▶ [Your goal]
In the records below, locate the line containing "Parse this screenshot: output", then extract it and all following lines exactly, ending with the last line.
Top of Exercise data
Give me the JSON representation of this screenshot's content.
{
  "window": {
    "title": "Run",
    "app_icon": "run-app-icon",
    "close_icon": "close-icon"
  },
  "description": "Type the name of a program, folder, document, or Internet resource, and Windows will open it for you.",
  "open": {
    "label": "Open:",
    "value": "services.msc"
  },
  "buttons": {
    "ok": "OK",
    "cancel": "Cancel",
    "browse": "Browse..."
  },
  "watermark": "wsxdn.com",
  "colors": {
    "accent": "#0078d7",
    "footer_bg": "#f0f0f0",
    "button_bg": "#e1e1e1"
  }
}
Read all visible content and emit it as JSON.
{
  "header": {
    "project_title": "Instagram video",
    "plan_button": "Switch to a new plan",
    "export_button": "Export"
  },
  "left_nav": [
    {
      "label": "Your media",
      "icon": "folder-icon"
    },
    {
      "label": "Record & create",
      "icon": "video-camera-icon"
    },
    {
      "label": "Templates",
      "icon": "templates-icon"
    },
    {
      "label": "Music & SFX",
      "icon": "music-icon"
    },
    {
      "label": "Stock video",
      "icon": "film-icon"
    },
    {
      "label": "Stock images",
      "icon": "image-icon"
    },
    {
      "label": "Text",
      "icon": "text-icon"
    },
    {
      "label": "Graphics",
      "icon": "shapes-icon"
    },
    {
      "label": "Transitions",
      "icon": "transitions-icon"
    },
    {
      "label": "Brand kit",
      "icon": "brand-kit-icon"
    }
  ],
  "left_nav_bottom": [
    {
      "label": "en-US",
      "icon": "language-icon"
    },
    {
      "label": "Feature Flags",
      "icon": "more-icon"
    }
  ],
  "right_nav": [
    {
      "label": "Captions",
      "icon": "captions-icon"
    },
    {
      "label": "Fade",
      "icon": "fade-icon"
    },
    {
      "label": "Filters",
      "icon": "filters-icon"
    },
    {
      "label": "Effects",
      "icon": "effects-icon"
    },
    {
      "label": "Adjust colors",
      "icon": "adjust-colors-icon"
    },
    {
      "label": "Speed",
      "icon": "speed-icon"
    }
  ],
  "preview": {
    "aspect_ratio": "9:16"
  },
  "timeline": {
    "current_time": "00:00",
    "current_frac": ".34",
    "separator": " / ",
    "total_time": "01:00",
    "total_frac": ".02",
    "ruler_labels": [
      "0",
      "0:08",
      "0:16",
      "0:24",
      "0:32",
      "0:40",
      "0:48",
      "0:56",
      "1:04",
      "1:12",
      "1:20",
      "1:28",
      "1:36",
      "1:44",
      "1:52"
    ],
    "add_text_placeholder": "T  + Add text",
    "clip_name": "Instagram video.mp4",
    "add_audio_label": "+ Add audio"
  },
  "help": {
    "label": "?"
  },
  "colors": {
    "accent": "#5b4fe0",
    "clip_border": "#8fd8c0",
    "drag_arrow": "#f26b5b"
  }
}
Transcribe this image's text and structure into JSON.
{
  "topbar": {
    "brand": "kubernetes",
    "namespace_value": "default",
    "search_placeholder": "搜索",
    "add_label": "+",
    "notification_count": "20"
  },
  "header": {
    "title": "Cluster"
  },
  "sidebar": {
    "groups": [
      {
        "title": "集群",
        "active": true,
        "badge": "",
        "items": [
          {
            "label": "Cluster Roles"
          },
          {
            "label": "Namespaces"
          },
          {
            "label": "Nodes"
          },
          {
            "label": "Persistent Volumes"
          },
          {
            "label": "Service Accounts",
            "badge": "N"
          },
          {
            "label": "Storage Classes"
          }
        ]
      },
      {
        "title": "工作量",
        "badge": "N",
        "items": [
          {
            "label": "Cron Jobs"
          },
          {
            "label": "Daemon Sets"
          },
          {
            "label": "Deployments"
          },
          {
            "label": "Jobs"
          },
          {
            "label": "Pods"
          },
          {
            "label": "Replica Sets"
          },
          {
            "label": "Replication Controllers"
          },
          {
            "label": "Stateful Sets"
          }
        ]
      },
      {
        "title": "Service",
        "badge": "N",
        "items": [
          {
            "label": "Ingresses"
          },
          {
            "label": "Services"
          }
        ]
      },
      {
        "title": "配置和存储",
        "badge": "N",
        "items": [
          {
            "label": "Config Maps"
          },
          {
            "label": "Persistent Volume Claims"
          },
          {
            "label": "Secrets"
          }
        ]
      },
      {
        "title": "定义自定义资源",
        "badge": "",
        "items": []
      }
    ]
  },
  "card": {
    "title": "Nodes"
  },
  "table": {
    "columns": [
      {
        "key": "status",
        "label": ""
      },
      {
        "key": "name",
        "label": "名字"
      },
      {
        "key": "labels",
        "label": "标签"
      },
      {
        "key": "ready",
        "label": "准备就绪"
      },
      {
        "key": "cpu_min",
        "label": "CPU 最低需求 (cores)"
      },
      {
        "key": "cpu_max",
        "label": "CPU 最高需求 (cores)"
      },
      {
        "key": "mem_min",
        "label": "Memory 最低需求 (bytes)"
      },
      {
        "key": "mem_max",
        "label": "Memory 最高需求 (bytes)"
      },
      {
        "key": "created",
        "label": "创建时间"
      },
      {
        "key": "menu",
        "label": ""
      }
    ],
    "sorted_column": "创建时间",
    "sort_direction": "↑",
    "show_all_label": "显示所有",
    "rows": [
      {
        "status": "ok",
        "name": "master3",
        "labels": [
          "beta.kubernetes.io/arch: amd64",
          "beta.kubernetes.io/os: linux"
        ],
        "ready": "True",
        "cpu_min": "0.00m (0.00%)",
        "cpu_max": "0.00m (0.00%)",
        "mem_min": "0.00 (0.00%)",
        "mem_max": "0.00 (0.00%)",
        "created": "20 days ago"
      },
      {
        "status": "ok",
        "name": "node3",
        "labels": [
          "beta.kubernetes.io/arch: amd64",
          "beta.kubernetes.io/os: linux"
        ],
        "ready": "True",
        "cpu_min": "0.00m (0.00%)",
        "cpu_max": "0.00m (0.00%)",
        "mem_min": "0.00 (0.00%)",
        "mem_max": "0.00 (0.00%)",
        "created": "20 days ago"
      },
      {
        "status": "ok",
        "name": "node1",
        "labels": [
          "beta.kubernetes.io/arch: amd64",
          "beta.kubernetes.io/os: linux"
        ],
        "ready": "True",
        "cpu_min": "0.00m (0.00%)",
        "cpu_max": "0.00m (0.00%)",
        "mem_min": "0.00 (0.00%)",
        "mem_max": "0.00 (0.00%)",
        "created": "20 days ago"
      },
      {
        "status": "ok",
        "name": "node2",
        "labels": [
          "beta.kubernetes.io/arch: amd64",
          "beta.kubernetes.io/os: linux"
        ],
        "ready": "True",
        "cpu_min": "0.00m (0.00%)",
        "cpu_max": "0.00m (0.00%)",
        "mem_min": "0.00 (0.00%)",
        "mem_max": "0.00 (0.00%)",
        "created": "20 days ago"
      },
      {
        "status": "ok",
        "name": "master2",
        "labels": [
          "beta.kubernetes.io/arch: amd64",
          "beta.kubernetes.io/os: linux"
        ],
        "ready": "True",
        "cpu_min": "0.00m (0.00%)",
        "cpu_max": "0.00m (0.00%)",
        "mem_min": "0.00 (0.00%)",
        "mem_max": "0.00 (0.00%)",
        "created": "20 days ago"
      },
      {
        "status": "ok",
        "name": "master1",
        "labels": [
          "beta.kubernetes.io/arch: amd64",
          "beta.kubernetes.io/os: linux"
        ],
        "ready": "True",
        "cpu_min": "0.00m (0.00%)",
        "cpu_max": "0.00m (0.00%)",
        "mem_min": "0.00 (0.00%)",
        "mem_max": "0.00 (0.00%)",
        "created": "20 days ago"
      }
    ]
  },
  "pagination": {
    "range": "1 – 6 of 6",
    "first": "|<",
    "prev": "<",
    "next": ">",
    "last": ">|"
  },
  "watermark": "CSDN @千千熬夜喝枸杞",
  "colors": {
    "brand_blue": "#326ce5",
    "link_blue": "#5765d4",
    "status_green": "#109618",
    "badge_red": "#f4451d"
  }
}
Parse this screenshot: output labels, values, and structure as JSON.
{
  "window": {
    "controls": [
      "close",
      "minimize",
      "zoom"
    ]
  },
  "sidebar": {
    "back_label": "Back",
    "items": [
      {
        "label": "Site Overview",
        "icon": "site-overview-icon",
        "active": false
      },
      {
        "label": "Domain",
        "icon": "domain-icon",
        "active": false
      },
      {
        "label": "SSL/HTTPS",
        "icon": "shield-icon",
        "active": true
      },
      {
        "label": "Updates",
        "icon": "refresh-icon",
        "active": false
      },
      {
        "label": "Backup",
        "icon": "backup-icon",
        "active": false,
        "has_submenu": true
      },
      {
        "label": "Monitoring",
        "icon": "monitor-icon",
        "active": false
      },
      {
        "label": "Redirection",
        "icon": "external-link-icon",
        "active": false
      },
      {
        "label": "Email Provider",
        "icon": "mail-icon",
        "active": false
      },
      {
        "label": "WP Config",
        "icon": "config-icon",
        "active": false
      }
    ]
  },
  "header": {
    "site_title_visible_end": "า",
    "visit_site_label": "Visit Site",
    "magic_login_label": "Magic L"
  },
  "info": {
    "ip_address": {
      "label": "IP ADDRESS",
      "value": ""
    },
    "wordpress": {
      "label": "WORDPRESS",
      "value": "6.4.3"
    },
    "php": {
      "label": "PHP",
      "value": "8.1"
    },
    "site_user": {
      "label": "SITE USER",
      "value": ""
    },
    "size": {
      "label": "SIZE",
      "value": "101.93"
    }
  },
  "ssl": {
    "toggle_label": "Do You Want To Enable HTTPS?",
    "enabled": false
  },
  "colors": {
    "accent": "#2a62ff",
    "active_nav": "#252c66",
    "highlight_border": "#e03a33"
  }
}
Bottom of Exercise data
▶ [Reply]
Parse this screenshot: output labels, values, and structure as JSON.
{
  "window": {
    "controls": [
      "close",
      "minimize",
      "zoom"
    ]
  },
  "sidebar": {
    "back_label": "Back",
    "items": [
      {
        "label": "Site Overview",
        "icon": "site-overview-icon",
        "active": false
      },
      {
        "label": "Domain",
        "icon": "domain-icon",
        "active": false
      },
      {
        "label": "SSL/HTTPS",
        "icon": "shield-icon",
        "active": true
      },
      {
        "label": "Updates",
        "icon": "refresh-icon",
        "active": false
      },
      {
        "label": "Backup",
        "icon": "backup-icon",
        "active": false,
        "has_submenu": true
      },
      {
        "label": "Monitoring",
        "icon": "monitor-icon",
        "active": false
      },
      {
        "label": "Redirection",
        "icon": "external-link-icon",
        "active": false
      },
      {
        "label": "Email Provider",
        "icon": "mail-icon",
        "active": false
      },
      {
        "label": "WP Config",
        "icon": "config-icon",
        "active": false
      }
    ]
  },
  "header": {
    "site_title_visible_end": "า",
    "visit_site_label": "Visit Site",
    "magic_login_label": "Magic L"
  },
  "info": {
    "ip_address": {
      "label": "IP ADDRESS",
      "value": ""
    },
    "wordpress": {
      "label": "WORDPRESS",
      "value": "6.4.3"
    },
    "php": {
      "label": "PHP",
      "value": "8.1"
    },
    "site_user": {
      "label": "SITE USER",
      "value": ""
    },
    "size": {
      "label": "SIZE",
      "value": "101.93"
    }
  },
  "ssl": {
    "toggle_label": "Do You Want To Enable HTTPS?",
    "enabled": false
  },
  "colors": {
    "accent": "#2a62ff",
    "active_nav": "#252c66",
    "highlight_border": "#e03a33"
  }
}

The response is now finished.